** Opening The data block **

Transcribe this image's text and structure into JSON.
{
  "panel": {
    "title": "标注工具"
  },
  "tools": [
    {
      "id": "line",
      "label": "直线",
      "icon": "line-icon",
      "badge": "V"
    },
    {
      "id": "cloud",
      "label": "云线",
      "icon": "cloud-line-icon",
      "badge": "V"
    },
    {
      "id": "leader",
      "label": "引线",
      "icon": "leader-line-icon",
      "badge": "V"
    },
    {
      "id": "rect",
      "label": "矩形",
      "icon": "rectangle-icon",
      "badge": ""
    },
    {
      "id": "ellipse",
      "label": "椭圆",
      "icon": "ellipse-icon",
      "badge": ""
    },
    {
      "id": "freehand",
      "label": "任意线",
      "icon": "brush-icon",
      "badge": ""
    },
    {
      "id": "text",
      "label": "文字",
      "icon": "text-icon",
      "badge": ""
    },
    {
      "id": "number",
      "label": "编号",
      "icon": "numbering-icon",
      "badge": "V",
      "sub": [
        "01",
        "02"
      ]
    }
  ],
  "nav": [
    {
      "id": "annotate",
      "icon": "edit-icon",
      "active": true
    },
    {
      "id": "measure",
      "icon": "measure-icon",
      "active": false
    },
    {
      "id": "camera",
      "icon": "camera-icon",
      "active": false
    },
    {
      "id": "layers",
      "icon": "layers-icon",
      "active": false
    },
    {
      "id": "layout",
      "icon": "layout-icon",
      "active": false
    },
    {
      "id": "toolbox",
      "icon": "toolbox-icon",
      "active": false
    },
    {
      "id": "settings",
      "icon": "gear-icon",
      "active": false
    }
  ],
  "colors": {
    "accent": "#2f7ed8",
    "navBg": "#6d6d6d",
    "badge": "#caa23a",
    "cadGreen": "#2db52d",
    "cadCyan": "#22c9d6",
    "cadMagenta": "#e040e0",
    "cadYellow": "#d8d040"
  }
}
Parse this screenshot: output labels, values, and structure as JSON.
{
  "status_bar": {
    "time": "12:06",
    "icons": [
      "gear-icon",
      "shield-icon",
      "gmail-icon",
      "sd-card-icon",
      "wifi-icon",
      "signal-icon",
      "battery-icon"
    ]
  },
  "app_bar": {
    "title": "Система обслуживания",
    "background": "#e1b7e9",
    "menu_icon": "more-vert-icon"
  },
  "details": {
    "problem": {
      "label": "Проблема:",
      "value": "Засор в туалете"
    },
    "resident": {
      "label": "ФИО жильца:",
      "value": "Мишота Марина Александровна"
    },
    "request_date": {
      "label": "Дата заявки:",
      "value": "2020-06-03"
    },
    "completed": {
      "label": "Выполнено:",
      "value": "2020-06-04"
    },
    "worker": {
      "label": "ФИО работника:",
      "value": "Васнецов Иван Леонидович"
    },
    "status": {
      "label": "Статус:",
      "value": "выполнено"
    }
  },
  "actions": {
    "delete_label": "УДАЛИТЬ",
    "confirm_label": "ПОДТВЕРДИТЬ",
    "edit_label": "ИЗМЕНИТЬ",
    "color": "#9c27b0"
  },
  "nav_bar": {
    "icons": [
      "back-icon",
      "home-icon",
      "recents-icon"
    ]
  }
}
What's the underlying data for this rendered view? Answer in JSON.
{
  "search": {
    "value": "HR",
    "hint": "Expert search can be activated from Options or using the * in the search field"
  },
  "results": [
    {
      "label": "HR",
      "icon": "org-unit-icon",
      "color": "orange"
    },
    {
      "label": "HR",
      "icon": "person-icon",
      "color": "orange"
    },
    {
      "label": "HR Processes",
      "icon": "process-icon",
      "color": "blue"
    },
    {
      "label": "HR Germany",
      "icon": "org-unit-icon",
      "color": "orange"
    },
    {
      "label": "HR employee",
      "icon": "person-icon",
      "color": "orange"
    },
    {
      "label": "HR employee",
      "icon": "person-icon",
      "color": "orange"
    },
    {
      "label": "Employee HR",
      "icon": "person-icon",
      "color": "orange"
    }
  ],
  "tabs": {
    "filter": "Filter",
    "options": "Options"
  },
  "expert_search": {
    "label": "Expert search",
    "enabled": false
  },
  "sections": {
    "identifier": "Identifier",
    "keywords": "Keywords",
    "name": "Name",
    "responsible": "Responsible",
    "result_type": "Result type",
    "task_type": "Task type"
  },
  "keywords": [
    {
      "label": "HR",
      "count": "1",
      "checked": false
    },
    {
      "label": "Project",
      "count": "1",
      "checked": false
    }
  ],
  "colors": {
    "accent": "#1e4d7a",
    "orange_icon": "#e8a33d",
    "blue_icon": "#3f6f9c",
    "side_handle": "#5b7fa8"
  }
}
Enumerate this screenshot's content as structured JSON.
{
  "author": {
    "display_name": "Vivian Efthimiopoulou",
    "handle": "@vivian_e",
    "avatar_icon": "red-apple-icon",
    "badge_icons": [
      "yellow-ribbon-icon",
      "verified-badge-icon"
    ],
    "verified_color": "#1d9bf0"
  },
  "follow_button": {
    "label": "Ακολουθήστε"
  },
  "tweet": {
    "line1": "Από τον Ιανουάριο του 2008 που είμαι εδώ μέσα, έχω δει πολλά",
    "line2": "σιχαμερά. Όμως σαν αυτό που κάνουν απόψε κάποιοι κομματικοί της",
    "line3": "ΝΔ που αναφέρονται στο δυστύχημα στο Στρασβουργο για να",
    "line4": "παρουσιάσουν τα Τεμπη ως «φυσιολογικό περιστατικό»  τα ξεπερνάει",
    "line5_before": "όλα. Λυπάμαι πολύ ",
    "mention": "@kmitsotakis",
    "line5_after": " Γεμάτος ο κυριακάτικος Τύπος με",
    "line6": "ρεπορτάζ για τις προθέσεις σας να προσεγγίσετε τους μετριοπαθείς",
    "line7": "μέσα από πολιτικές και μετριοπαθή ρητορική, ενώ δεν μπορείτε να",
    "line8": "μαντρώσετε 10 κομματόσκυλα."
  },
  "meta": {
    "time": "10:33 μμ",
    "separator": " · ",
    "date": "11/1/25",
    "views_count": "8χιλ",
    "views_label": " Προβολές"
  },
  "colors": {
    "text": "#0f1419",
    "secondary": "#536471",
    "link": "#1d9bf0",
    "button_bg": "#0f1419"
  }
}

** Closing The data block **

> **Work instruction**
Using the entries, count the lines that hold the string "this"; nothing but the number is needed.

> **Expected output**
4